- Task description:
Every entry below should be repeated exactly; the pictures should not.

- Data shown:
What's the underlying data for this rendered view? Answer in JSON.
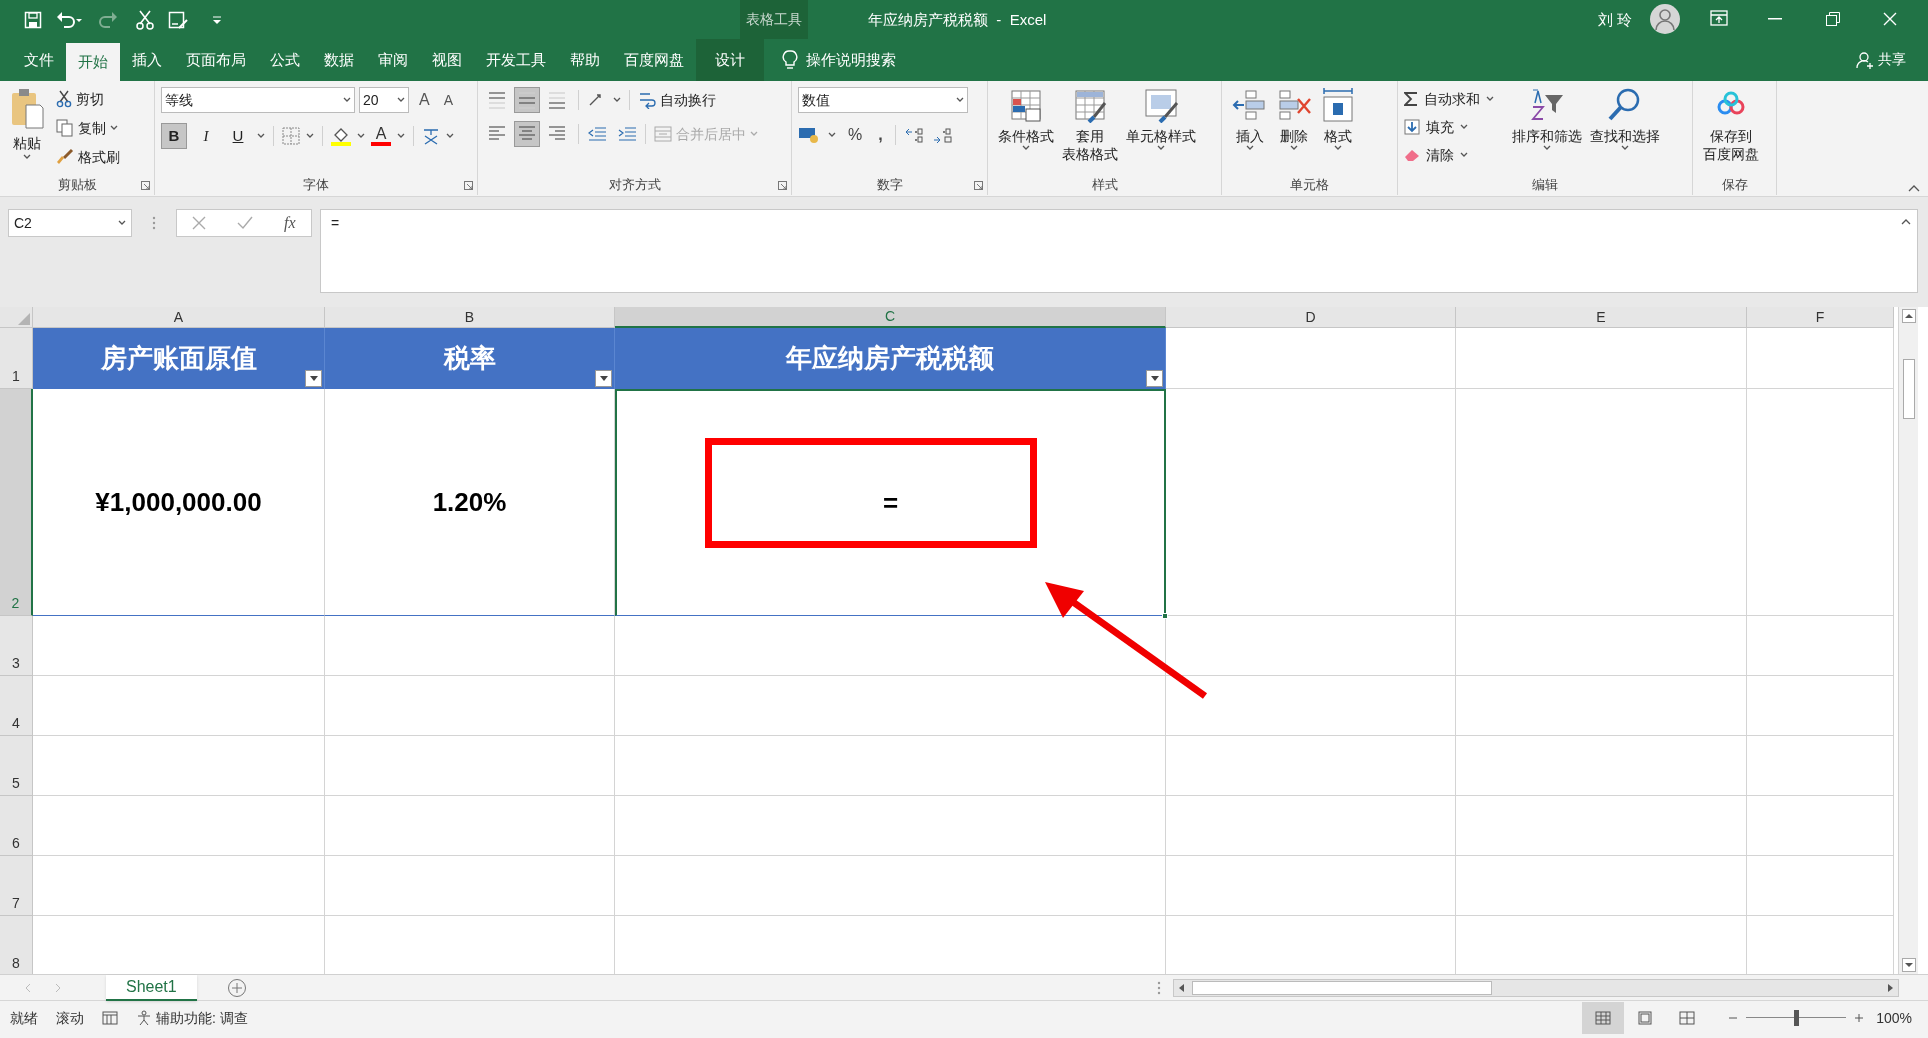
{
  "title_bar": {
    "context_label": "表格工具",
    "title": "年应纳房产税税额  -  Excel",
    "user": "刘 玲"
  },
  "ribbon_tabs": [
    {
      "label": "文件",
      "selected": false,
      "kind": "tab"
    },
    {
      "label": "开始",
      "selected": true,
      "kind": "tab"
    },
    {
      "label": "插入",
      "selected": false,
      "kind": "tab"
    },
    {
      "label": "页面布局",
      "selected": false,
      "kind": "tab"
    },
    {
      "label": "公式",
      "selected": false,
      "kind": "tab"
    },
    {
      "label": "数据",
      "selected": false,
      "kind": "tab"
    },
    {
      "label": "审阅",
      "selected": false,
      "kind": "tab"
    },
    {
      "label": "视图",
      "selected": false,
      "kind": "tab"
    },
    {
      "label": "开发工具",
      "selected": false,
      "kind": "tab"
    },
    {
      "label": "帮助",
      "selected": false,
      "kind": "tab"
    },
    {
      "label": "百度网盘",
      "selected": false,
      "kind": "tab"
    },
    {
      "label": "设计",
      "selected": false,
      "kind": "contextual"
    }
  ],
  "tell_me": "操作说明搜索",
  "share": "共享",
  "clipboard": {
    "label": "剪贴板",
    "paste": "粘贴",
    "cut": "剪切",
    "copy": "复制",
    "format_painter": "格式刷"
  },
  "font": {
    "label": "字体",
    "font_name": "等线",
    "font_size": "20",
    "grow": "A",
    "shrink": "A",
    "styles": [
      {
        "label": "B",
        "selected": true
      },
      {
        "label": "I",
        "selected": false
      },
      {
        "label": "U",
        "selected": false
      }
    ],
    "font_color": "A"
  },
  "alignment": {
    "label": "对齐方式",
    "vertical": [
      {
        "selected": false
      },
      {
        "selected": true
      },
      {
        "selected": false
      }
    ],
    "horizontal": [
      {
        "selected": false
      },
      {
        "selected": true
      },
      {
        "selected": false
      }
    ],
    "wrap_text": "自动换行",
    "merge_center": {
      "label": "合并后居中",
      "disabled": true
    }
  },
  "number": {
    "label": "数字",
    "format": "数值",
    "percent": "%",
    "comma": ","
  },
  "styles": {
    "label": "样式",
    "buttons": [
      [
        "条件格式"
      ],
      [
        "套用",
        "表格格式"
      ],
      [
        "单元格样式"
      ]
    ]
  },
  "cells": {
    "label": "单元格",
    "buttons": [
      "插入",
      "删除",
      "格式"
    ]
  },
  "editing": {
    "label": "编辑",
    "autosum": "自动求和",
    "fill": "填充",
    "clear": "清除",
    "sort_filter": "排序和筛选",
    "find_select": "查找和选择"
  },
  "save": {
    "label": "保存",
    "button": [
      "保存到",
      "百度网盘"
    ]
  },
  "formula_bar": {
    "name_box": "C2",
    "function_label": "fx",
    "formula": "="
  },
  "sheet": {
    "columns": [
      {
        "label": "A",
        "selected": false
      },
      {
        "label": "B",
        "selected": false
      },
      {
        "label": "C",
        "selected": true
      },
      {
        "label": "D",
        "selected": false
      },
      {
        "label": "E",
        "selected": false
      },
      {
        "label": "F",
        "selected": false
      }
    ],
    "rows": [
      {
        "label": "1",
        "selected": false
      },
      {
        "label": "2",
        "selected": true
      },
      {
        "label": "3",
        "selected": false
      },
      {
        "label": "4",
        "selected": false
      },
      {
        "label": "5",
        "selected": false
      },
      {
        "label": "6",
        "selected": false
      },
      {
        "label": "7",
        "selected": false
      },
      {
        "label": "8",
        "selected": false
      }
    ],
    "header": [
      "房产账面原值",
      "税率",
      "年应纳房产税税额"
    ],
    "data": [
      {
        "text": "¥1,000,000.00",
        "active": false
      },
      {
        "text": "1.20%",
        "active": false
      },
      {
        "text": "=",
        "active": true
      }
    ]
  },
  "sheet_tabs": [
    {
      "label": "Sheet1",
      "selected": true
    }
  ],
  "status_bar": {
    "items": [
      "就绪",
      "滚动"
    ],
    "accessibility": "辅助功能: 调查",
    "views": [
      {
        "selected": true
      },
      {
        "selected": false
      },
      {
        "selected": false
      }
    ],
    "zoom": {
      "level": 0.5,
      "reading": "100%"
    }
  }
}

- Your solution:
What's the underlying data for this rendered view? Answer in JSON.
{
  "title_bar": {
    "context_label": "表格工具",
    "title": "年应纳房产税税额  -  Excel",
    "user": "刘 玲"
  },
  "ribbon_tabs": [
    {
      "label": "文件",
      "selected": false,
      "kind": "tab"
    },
    {
      "label": "开始",
      "selected": true,
      "kind": "tab"
    },
    {
      "label": "插入",
      "selected": false,
      "kind": "tab"
    },
    {
      "label": "页面布局",
      "selected": false,
      "kind": "tab"
    },
    {
      "label": "公式",
      "selected": false,
      "kind": "tab"
    },
    {
      "label": "数据",
      "selected": false,
      "kind": "tab"
    },
    {
      "label": "审阅",
      "selected": false,
      "kind": "tab"
    },
    {
      "label": "视图",
      "selected": false,
      "kind": "tab"
    },
    {
      "label": "开发工具",
      "selected": false,
      "kind": "tab"
    },
    {
      "label": "帮助",
      "selected": false,
      "kind": "tab"
    },
    {
      "label": "百度网盘",
      "selected": false,
      "kind": "tab"
    },
    {
      "label": "设计",
      "selected": false,
      "kind": "contextual"
    }
  ],
  "tell_me": "操作说明搜索",
  "share": "共享",
  "clipboard": {
    "label": "剪贴板",
    "paste": "粘贴",
    "cut": "剪切",
    "copy": "复制",
    "format_painter": "格式刷"
  },
  "font": {
    "label": "字体",
    "font_name": "等线",
    "font_size": "20",
    "grow": "A",
    "shrink": "A",
    "styles": [
      {
        "label": "B",
        "selected": true
      },
      {
        "label": "I",
        "selected": false
      },
      {
        "label": "U",
        "selected": false
      }
    ],
    "font_color": "A"
  },
  "alignment": {
    "label": "对齐方式",
    "vertical": [
      {
        "selected": false
      },
      {
        "selected": true
      },
      {
        "selected": false
      }
    ],
    "horizontal": [
      {
        "selected": false
      },
      {
        "selected": true
      },
      {
        "selected": false
      }
    ],
    "wrap_text": "自动换行",
    "merge_center": {
      "label": "合并后居中",
      "disabled": true
    }
  },
  "number": {
    "label": "数字",
    "format": "数值",
    "percent": "%",
    "comma": ","
  },
  "styles": {
    "label": "样式",
    "buttons": [
      [
        "条件格式"
      ],
      [
        "套用",
        "表格格式"
      ],
      [
        "单元格样式"
      ]
    ]
  },
  "cells": {
    "label": "单元格",
    "buttons": [
      "插入",
      "删除",
      "格式"
    ]
  },
  "editing": {
    "label": "编辑",
    "autosum": "自动求和",
    "fill": "填充",
    "clear": "清除",
    "sort_filter": "排序和筛选",
    "find_select": "查找和选择"
  },
  "save": {
    "label": "保存",
    "button": [
      "保存到",
      "百度网盘"
    ]
  },
  "formula_bar": {
    "name_box": "C2",
    "function_label": "fx",
    "formula": "="
  },
  "sheet": {
    "columns": [
      {
        "label": "A",
        "selected": false
      },
      {
        "label": "B",
        "selected": false
      },
      {
        "label": "C",
        "selected": true
      },
      {
        "label": "D",
        "selected": false
      },
      {
        "label": "E",
        "selected": false
      },
      {
        "label": "F",
        "selected": false
      }
    ],
    "rows": [
      {
        "label": "1",
        "selected": false
      },
      {
        "label": "2",
        "selected": true
      },
      {
        "label": "3",
        "selected": false
      },
      {
        "label": "4",
        "selected": false
      },
      {
        "label": "5",
        "selected": false
      },
      {
        "label": "6",
        "selected": false
      },
      {
        "label": "7",
        "selected": false
      },
      {
        "label": "8",
        "selected": false
      }
    ],
    "header": [
      "房产账面原值",
      "税率",
      "年应纳房产税税额"
    ],
    "data": [
      {
        "text": "¥1,000,000.00",
        "active": false
      },
      {
        "text": "1.20%",
        "active": false
      },
      {
        "text": "=",
        "active": true
      }
    ]
  },
  "sheet_tabs": [
    {
      "label": "Sheet1",
      "selected": true
    }
  ],
  "status_bar": {
    "items": [
      "就绪",
      "滚动"
    ],
    "accessibility": "辅助功能: 调查",
    "views": [
      {
        "selected": true
      },
      {
        "selected": false
      },
      {
        "selected": false
      }
    ],
    "zoom": {
      "level": 0.5,
      "reading": "100%"
    }
  }
}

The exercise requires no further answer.